  • Social workers are on military bases and in veterans' centers making sure that people get the assistance and benefits that they need for themselves & their families.
  • Social workers are in hospitals helping patients & their families through extremely difficult situations.
  • Social workers advocate for vulnerable children when no one else is there to do it, & they find them protection and comfort.
  • Social workers are the largest group of mental health service providers & continuously lend support to those struggling with mental illness.
  • Social workers fight for our local communities & are actively pushing for programs, policies, and legislation that will benefit the most vulnerable in our society.

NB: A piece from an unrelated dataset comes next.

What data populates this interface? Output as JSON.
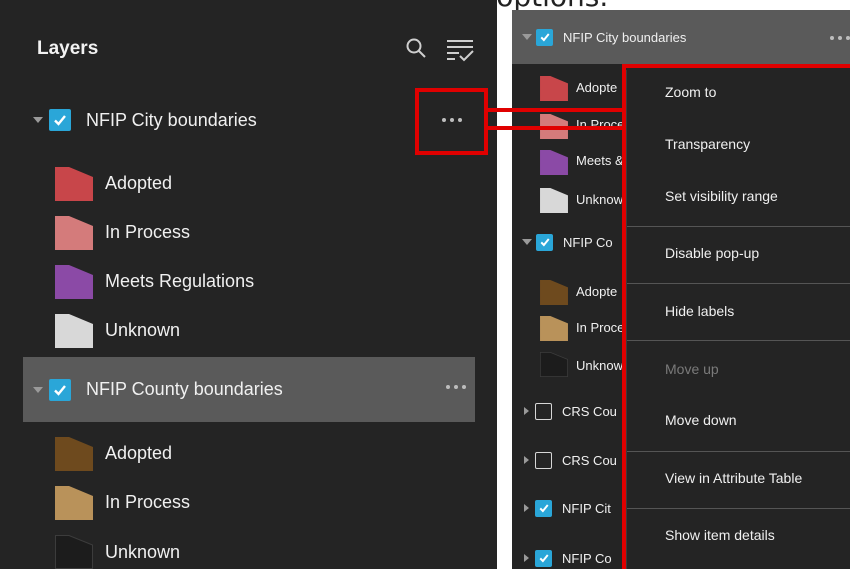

Social workers have an incredibly stressful & exhausting job. It can be physically taxing & emotionally draining with long, odd hours. Very few people understand what it takes to be a social worker & do these incredible things on a daily basis without the reward of money or recognition.

So why do they do it?

SocialWork@Simmons, where you can get your MSW online, features students, faculty, & alumni that have shared why they chose to become a social worker...

Kathryn Audette:

I decided to become a social worker to honor the life and legacy of my son who lost his battle with cancer at the age of 16 months old. Specifically, I became a social worker in order to effectively advocate for those in our society who are most often overlooked so that they might have a voice in order to influence our policymakers. While my passion is advocating for children with special health needs, as a policy practitioner, I also have the opportunity to work on issues that improve the lives of marginalized and oppressed groups such as the working poor and immigrant communities.

Jennifer Clements:

I took a volunteer job at a domestic violence shelter when I was an undergrad. The director had a social work degree and I loved how she worked side by side with the families to make life changes. I wanted to be a part of a profession that was so empowering. The opportunity to be a part of individuals lives, either one on one or in a group setting, to help them make changes that will impact them forever is one of the great privileges of being a social worker.

Alexandra Saari:

Simply put, I want to help others and I have always had a calling to go into therapy. After all, my name "Alexandra" means "helper of mankind." One of my favorite psychologists, Carl Rogers, said, "People are just as wonderful as sunsets if I can let them be. When I look at a sunset, I don't find myself saying, 'Soften the orange a bit in the right hand corner.' I don't try to control a sunset. I watch with awe as it unfolds."

Kimberly Matthews:

After practicing law for 20 years, I decided to pursue my MSW to be able to make a meaningful difference in the lives of my clients. Complete client advocacy includes promoting social justice and helping to empower clients to make a meaningful difference in their own lives.

It is very clear that social workers do their incredibly difficult jobs because they genuinely want to help those around them. They are truly making the world a better place, & it is our responsibility to take the time out of our day to thank them for all that they do!

 
Follow Shari on Snapchat & other platforms with the handle: mom_shar